Chapter 4: Recent High Performance Polymer Membranes for CO2 Separation
Published:06 Jul 2011
S. Han and Y. Lee, in Membrane Engineering for the Treatment of Gases: Gas-separation Problems with Membranes, ed. E. Drioli, G. Barbieri, E. Drioli, and G. Barbieri, The Royal Society of Chemistry, 2011, vol. 1, ch. 4, pp. 84-124.
Download citation file:
Since A. Fick had observed different transport of gas molecules through nitro-cellulose, membrane-based gas separation has been extensively studied for membrane materials as well as scale-up and application to industrial gas separation field. Numerous scientists have studied the transport mechanism, measurement of gas permeation, membrane materials, and high flux membrane by asymmetric fabrication.
Acknowledged to the contribution for quantative measurement of gas permeabilities by H. A. Daynes and R. M. Barrer, a number of materials have been tested and applied for gas separation membranes: polydimethylsiloxane (PDMS), cellulose acetate (CA), polysulfone (PSf), polyethersulfone (PES), and polyimide (PI), etc. PDMS, a kind of highly permeable polymer, has been used in VOCs recovery due to its superior sorption capacitance. CA and fluorinated polyimides have been employed to natural gas calorie-up process and petrochemical industries while PES and PSf have been mainly used for nitrogen enrichment from air.
In a dense polymer film, gas permeation through the membrane depends upon both sorption and diffusion known as ‘solution-diffusion’ mechanism proposed by Sir Thomas Graham at 1866. Sorption, a thermodynamic factor, is occurred when a gas molecule in bulk motion adsorb physically on a membrane surface with respect to the concentration difference, and diffusion, a kinetic factor, is related to the extent how fast a gas molecule go through the membrane. Therefore, two factors are simultaneously crucial for efficient permeation and separation.

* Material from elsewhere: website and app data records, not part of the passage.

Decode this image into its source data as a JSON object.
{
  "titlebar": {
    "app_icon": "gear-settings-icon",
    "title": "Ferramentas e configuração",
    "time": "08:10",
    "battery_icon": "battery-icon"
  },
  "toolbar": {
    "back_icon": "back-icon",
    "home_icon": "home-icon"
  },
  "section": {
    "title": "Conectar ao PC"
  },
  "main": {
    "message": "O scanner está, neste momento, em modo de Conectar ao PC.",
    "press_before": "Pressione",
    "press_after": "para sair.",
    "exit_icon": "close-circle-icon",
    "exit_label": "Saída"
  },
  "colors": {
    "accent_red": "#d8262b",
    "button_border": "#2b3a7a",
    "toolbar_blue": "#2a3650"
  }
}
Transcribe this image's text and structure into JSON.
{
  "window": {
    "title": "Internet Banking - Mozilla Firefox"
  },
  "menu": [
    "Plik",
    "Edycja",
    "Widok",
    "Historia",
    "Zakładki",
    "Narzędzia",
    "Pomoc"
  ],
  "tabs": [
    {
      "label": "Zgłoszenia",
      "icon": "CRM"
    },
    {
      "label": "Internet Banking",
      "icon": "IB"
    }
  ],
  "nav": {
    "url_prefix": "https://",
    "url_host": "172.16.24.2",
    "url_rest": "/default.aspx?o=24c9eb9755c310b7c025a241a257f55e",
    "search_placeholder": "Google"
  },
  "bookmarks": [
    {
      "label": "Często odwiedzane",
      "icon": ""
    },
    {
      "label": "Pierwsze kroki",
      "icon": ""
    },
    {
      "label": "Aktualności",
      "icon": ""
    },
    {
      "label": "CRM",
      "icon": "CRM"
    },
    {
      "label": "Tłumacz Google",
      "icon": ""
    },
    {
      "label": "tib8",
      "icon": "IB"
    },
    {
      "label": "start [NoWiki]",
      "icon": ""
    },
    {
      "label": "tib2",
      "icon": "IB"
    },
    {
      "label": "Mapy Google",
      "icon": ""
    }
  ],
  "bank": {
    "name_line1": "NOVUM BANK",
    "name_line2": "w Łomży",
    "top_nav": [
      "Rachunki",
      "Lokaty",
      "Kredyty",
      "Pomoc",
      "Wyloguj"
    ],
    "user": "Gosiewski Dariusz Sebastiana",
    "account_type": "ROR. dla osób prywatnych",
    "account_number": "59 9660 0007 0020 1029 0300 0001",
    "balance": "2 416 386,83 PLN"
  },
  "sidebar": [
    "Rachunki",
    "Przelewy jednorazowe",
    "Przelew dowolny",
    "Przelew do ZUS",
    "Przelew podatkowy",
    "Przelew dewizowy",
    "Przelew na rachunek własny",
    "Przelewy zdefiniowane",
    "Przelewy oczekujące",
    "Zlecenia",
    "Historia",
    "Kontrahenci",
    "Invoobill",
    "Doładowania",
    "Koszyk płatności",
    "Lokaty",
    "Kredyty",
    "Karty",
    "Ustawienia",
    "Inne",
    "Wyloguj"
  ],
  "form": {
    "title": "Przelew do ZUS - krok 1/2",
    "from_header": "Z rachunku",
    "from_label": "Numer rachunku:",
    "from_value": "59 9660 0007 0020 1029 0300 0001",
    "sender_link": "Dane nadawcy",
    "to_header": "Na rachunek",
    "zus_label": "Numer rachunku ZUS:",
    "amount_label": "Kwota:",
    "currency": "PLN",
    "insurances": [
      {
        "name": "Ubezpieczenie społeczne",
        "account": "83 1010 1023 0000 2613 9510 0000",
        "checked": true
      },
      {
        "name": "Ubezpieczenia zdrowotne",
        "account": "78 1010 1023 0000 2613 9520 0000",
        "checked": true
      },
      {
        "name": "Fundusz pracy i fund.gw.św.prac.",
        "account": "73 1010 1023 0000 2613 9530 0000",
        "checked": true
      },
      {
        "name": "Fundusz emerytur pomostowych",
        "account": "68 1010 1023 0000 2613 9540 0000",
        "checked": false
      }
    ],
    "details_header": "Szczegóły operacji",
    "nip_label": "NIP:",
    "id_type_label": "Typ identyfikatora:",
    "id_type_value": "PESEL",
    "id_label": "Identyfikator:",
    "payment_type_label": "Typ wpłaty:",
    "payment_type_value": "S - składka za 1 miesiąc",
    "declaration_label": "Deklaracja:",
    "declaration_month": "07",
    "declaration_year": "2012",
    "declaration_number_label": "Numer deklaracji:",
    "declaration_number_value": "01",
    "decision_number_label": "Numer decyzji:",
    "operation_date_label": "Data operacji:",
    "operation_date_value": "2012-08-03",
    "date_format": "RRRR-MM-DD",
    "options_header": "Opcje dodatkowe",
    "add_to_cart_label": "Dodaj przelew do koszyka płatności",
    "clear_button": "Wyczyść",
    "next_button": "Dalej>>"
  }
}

While the conventional polymer membranes exhibited somewhat low permeation and selective performances, along with the recent developments in materials science, recently reported membrane materials showed excellent permeability and selectivity for various gas pairs as well as enhanced thermal, chemical and mechanical stabilities. The recent polymer membranes can be classified largely into two classes; highly diffusive membranes due to their high free volume elements and sorption-enhanced membranes based on high sorption capacity on carbon dioxide and hydrocarbons.
Glassy polymers possessing rigid structure and strong intermolecular forces have been generally known to show reduced gas permeabilities although low diffusion through the membrane enabled to separate gas molecules efficiently resulting in high diffusion selectivity. However, superglassy polymers containing distorted structure and the resulting increased free volume elements (FVE) were developed since T. Matsuda et al. reported extraordinarily permeable glassy polymer, poly[1-(trimethylsilyl)-1-propyne] (PTMSP). Since PTMSP was developed in 1983, acetylene-based polymers such as poly(4-methyl-2-pentene) (PMP), poly(1-phenyl-1-propyne) (PPP) have been followed by the introduction of various substitution groups. Extraordinarily high permeabilities, for example, 9,700 Barrer of oxygen permeability for PTMSP, were obtained from these acetylene-based polymers, while the separation performances were not successful because of their relatively large FVE size for separation. Fluorinated polymers, famous as the commercial names like AF 1600, AF 2400, Hyflon AD and Cytop, are candidate polymers for gas separation as well. Recent development of polymers with intrinsic microporosities (PIMs) showed competitive performances resulted from the intrinsic FVE due to the bulky and distorted structures. Thermally rearranged (TR) polymer membranes also presented optimized performances for gas separation. Chain rearrangement at the solid state improved the FVE in the polymer matrix followed by superior permselectivities as well as high permeabilities.
Sorption-enhanced polymer membranes are beneficial to obtain superior permeability as well as advanced selectivity especially for carbon dioxide, hydrocarbons and VOCs because condensable gas molecules are easier to be adsorbed on the polymer surface. Recent researches are focused on the usage of ethylene oxide group, which has unique interaction with quadrupole monetum of carbon dioxide. From poly(dimethyl siloxane) (PDMS), the original sorption-based polymer, poly(ethylene oxide) (PEO), crosslinked PEO, PEO-based block copolymers such as poly(ethylene oxide-b-amide) (Pebax), poly(ethylene oxide-b-ethylene terephthalate) (PEO-b-PET) will be discussed from the viewpoint of permeabilities, solubilities and also their temperature dependences.
In this book chapter, the chemical structure, physical properties, gas permeabilities and selectivities will be surveyed on the focus of up-to-date high performance and higly permeable membranes for gas separation.